On January 26, 2001, the game of baseball irrevocably changed forever. Coming off a 41 home run, 132 RBI season that also saw an absurd .420 on base percentage, 25-year-old Alex Rodriguez signed a 10 year, $252 million dollar contract with the Texas Rangers.
Thanks to his new contract, Rodriguez was paid more than twice as much money as any baseball team had ever guaranteed a player. This was like placing a two million dollar offer on a home while all the other bidders and familiar real estate agents believed it to be worth a smidge over one hundred grand.
According to Tom Verducci's behind the scenes tell all in Sports Illustrated, the Mets were the original players in the deal and had they offered Rodriguez a slightly more reasonable 10 year, $190 million dollar deal, he'd still be in New York...only without the pin stripes.
On Nov. 13, three days into the free-agent shopping season, Mets general manager Steve Phillips announced that his club no longer had interest in signing Rodriguez. "The next day six other teams called," Boras says. "They saw a path open with New York out."
A $300 million dollar perfect storm is brewing. One that will help the rich get richer and keep the poor mucking around their farm systems, developing prospects and recouping money in an endless cycle of losing seasons and false progression.
The backlash of one such contract would surely splash gasoline onto a pro salary cap argument and anger about two dozen fan bases who feel as if devotedly following a financially ill equipped baseball team is more hopeless than betting on an American born tennis player.
If the notoriously cheap Minnesota Twins can't reach an agreement with homegrown superstar and St. Paul native Joseph Patrick Mauer before opening day of the 2010 season, he will enter free agency as arguably the most sought after player of all-time.
This is where the perfect storm conundrum comes in to fold. At that point, the two most profitable organizations in baseball will both be searching for a stud signal caller. The Jason Varitek/Jorge Posada eras will officially be at an end and both Boston and New York will be bidding against each other for the rights to a 6' 5", 220 pound, 26-year-old, three-time batting champion.
What primarily makes $300 million such a sadly realistic number is not only the 2001 Texas Rangers contract, but the 2007 deal Rodriguez signed with the New York Yankees. This second 10 year deal was signed when he was 31-years-old and inexplicably for $23 million more total dollars.
Last year in 138 games, Mauer led baseball in batting average, on base percentage, slugging, and OPS. He started behind the plate at the all-star game, won a golden glove award and was a run away winner of the league's most valuable player award. He's marketable and will likely inherit baseball's clean poster boy image from the 35-year-old Derek Jeter. Most importantly, Mauer is talented today with potential for an even brighter tomorrow.

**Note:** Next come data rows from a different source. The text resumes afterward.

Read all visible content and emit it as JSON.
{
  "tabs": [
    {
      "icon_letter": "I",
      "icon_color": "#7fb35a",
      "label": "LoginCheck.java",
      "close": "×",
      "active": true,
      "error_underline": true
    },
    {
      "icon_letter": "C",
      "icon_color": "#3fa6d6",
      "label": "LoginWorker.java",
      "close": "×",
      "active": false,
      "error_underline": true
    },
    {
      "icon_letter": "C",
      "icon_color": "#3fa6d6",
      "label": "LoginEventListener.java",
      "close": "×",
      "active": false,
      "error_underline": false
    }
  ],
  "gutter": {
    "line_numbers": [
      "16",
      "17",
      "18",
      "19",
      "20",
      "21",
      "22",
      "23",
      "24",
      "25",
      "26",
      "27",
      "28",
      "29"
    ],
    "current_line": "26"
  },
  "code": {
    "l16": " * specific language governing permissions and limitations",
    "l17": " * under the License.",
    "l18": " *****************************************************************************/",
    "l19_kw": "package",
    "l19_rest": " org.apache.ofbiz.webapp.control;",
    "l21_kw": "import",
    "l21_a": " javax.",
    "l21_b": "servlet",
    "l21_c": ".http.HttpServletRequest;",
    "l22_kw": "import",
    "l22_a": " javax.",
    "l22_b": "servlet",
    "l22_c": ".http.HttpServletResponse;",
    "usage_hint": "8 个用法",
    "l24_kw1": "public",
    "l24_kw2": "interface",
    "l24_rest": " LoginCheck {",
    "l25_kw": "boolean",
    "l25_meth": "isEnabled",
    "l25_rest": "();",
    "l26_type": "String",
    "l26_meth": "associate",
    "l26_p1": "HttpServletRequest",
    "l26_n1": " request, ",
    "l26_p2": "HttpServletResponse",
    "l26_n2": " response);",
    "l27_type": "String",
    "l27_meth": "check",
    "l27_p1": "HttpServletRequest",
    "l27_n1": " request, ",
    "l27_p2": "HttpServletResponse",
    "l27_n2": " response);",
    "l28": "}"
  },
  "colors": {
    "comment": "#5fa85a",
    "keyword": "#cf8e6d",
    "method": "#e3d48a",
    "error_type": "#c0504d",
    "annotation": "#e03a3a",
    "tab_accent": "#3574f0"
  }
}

The only other competitor at his position in the free agency battle will be a 32-year-old Victor Martinez. The other available catchers will be along the likes of Miguel Olivo and Josh Bard. Not quite the long term investment big money teams are looking to settle on.
What Mauer has going against him, ironically enough, is himself. The down to earth, humble person who on the surface seems like the kind of guy who wouldn't know what to do with $300 million dollars if it came alive and slapped off his sideburns. From an SI cover story.
Being Joe Mauer is about keeping his life and his swing as simple as possible, which is why, given a rare day off last Thursday, he drove an hour outside Minneapolis to the log cabin getaway he built in the Minnesota woods. To the log cabin is where Mauer also repaired immediately after last summer's All-Star Game at Yankee Stadium. "I took a plane ride after the game," Mauer says, "and within eight hours I was riding a lawn mower up there. So you have New York City and the All-Star Game and all the craziness that goes on with that, and eight hours later I was sitting there cutting grass. Talk about your two extremes. And oh, yeah, I was happy."
Will $300 million dollars be enough to lure the golden boy out of Minnesota or will his satisfied nature go against all that the American public has become accustomed to? Either way, Mauer's primed to be a free agency pioneer.